All AWTS and other mechanical treatment systems require regular service and maintenance checks by a suitably qualified person to ensure the system continues to work properly. The manufacturer of the system, or their authorised agent, will have a service and maintenance contract that must be entered into when the system is installed. This service and maintenance contract should also cover the disposal system, especially if it is a dripper irrigation line system. A well maintained and operating system will help reduce the build up of slime within the irrigation lines and drippers, thereby reducing the risk of the drippers becoming clogged. There will be an annual fee associated with this maintenance contract.
Sludge will accumulate in the various parts of a system and should be pumped out regularly in accordance with the recommendations of the system’s manufacturer.
Planted disposal areas
If you have an evapo-transpiration seepage system or a planted irrigation line disposal area, then the plants should be well looked after to ensure that they do their job to maximum effect. Maintenance should include replanting and pruning of plants to promote healthy growth.
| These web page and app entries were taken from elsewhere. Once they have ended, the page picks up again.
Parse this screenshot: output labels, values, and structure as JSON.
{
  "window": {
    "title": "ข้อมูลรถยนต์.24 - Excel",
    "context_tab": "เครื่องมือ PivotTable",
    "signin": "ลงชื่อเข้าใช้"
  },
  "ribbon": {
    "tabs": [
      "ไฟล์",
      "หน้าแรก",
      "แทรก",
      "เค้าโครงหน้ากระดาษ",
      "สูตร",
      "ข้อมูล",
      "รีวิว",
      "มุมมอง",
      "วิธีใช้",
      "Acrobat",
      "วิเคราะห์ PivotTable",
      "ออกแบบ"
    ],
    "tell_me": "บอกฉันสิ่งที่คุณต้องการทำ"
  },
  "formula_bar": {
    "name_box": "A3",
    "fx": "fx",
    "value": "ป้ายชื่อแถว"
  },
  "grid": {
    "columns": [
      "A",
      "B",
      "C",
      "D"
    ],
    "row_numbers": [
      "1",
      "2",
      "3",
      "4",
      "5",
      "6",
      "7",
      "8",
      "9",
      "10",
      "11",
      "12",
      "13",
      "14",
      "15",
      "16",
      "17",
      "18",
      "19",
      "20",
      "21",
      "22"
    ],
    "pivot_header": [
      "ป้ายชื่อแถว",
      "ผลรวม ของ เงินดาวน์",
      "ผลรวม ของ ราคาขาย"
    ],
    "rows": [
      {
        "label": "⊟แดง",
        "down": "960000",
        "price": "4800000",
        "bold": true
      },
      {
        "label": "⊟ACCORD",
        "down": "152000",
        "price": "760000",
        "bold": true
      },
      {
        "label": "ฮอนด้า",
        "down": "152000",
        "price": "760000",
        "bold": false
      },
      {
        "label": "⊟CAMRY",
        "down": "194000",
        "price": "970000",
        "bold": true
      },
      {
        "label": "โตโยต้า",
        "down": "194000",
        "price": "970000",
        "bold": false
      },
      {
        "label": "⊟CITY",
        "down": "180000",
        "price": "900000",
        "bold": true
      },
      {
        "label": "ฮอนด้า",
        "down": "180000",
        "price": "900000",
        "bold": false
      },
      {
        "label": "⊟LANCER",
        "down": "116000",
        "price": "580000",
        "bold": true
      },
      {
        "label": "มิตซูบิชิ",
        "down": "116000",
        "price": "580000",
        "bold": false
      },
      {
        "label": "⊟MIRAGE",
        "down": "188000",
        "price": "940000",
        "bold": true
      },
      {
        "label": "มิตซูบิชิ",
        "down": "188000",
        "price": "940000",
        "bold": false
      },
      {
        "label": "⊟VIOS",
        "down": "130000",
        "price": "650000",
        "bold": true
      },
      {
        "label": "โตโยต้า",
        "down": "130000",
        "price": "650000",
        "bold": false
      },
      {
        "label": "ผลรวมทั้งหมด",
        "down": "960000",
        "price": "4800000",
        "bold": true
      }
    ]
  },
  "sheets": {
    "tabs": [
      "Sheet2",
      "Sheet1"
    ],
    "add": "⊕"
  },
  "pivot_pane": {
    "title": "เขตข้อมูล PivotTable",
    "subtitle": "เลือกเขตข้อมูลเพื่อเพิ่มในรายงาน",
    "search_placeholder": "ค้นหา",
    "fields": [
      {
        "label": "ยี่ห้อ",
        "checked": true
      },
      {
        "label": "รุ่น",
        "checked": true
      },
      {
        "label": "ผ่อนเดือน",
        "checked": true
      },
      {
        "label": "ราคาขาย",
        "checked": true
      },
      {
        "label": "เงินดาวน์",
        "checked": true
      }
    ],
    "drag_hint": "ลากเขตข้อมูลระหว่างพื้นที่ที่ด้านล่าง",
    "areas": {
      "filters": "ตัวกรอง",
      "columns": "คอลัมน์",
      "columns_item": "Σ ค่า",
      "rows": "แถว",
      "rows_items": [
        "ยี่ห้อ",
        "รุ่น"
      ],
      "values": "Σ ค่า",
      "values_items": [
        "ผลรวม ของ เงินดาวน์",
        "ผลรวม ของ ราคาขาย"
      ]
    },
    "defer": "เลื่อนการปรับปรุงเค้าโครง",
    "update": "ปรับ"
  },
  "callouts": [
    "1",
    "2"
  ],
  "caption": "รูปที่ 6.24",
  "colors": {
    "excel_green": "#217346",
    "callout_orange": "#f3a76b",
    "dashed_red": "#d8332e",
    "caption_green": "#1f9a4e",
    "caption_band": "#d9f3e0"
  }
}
Distribution box and alternating soakage trenches or beds
Every time you check your septic tank, you should also check your distribution box to make sure all outlet pipes are at the same level and there are no obstructions, such as algal growth. For ease of maintenance, distribution boxes must be accessible and not covered over.
If your disposal soakage trench or bed system has a distribution box that allows you to manually divert effluent from one trench/bed to another, then the trenches in use should be rested at least every three to six months. Alternatively, in some areas – particularly with poor soils – it is recommended that you use all the trenches/beds during the winter months and then rest some trenches/beds during the summer months. Alternating the trenches/beds in use is normally done by adjusting a baffle or valve in the distribution box.
Surface water cut-off drains
If your disposal system is located on a slope, a surface water cut-off drain will usually be installed above the effluent disposal system to prevent stormwater runoff from the slope entering the disposal area. All surface water cut-off drains need to be maintained to make sure they work properly. This may include removing excess grass or plant growth from the drains and making sure there are no other obstructions to prevent the free flow of water.
Prior to winter, it is a good idea to give all surface water cut-off drains a quick visual check and to carry out any required maintenance as soon as possible. If a surface water cut-off drain is not working properly, the excess stormwater entering the disposal area will cause failure of the disposal system and result in effluent flowing down the slope.